**EXERCISE PROMPT**
The response must contain each line of the material that holds "value".

[[ DATASET EXCERPTS open ]]

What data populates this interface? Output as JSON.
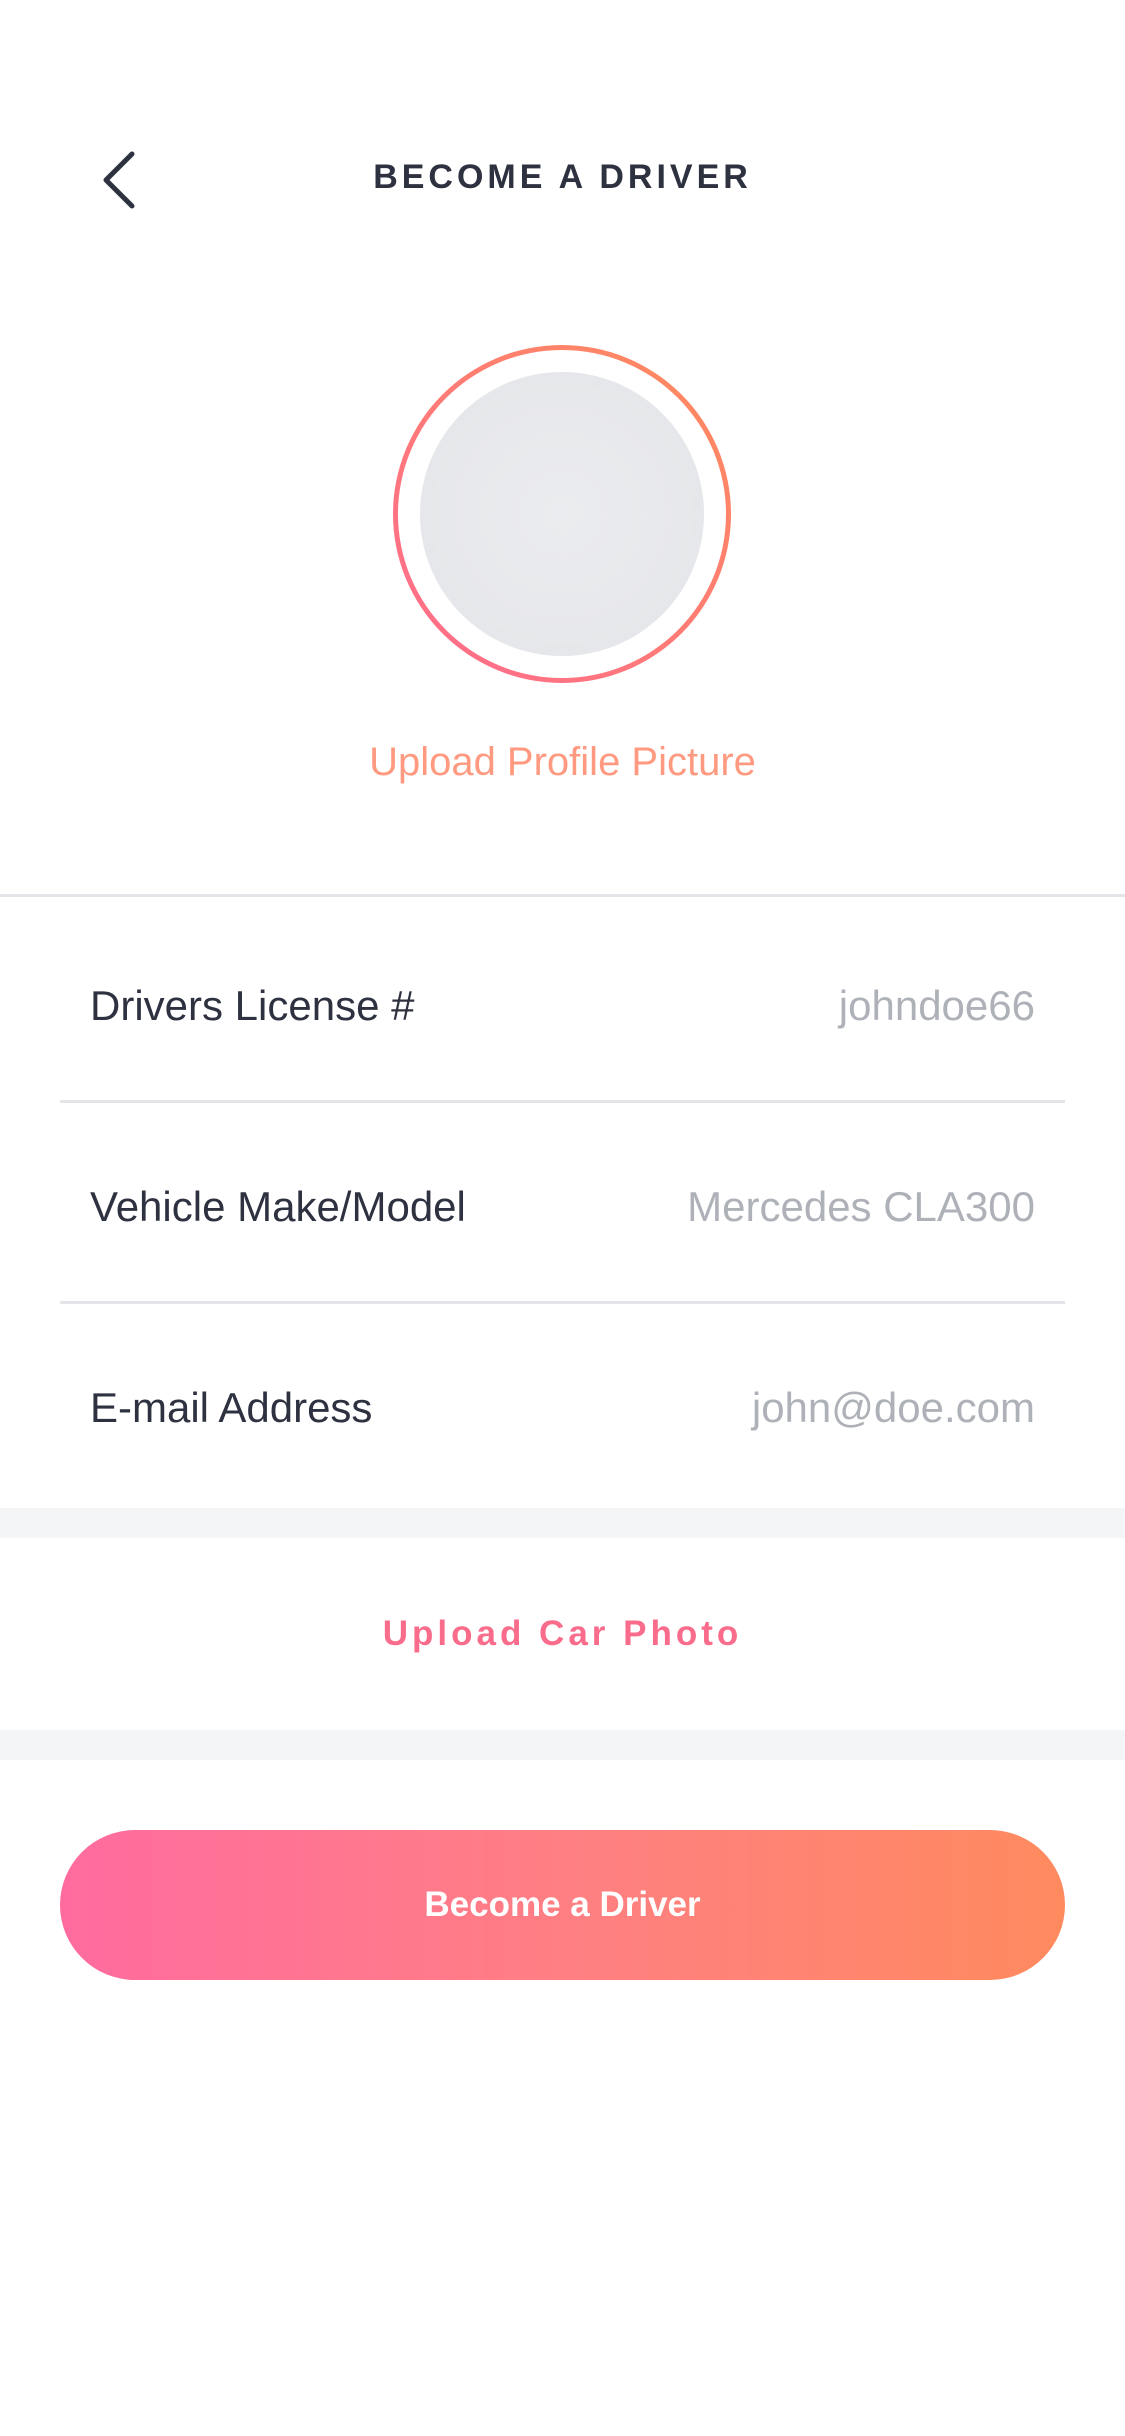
{
  "header": {
    "title": "BECOME A DRIVER",
    "back_icon": "chevron-left-icon"
  },
  "profile": {
    "upload_label": "Upload Profile Picture"
  },
  "form": {
    "rows": [
      {
        "label": "Drivers License #",
        "value": "johndoe66"
      },
      {
        "label": "Vehicle Make/Model",
        "value": "Mercedes CLA300"
      },
      {
        "label": "E-mail Address",
        "value": "john@doe.com"
      }
    ]
  },
  "car_photo": {
    "upload_label": "Upload Car Photo"
  },
  "actions": {
    "submit_label": "Become a Driver"
  },
  "colors": {
    "accent_pink": "#ff6b9f",
    "accent_orange": "#ff8a5e",
    "text_dark": "#2e3140",
    "text_muted": "#aeb1b8"
  }
}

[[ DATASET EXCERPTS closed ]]

**WRITTEN SOLUTION**
        "value": "johndoe66"
        "value": "Mercedes CLA300"
        "value": "john@doe.com"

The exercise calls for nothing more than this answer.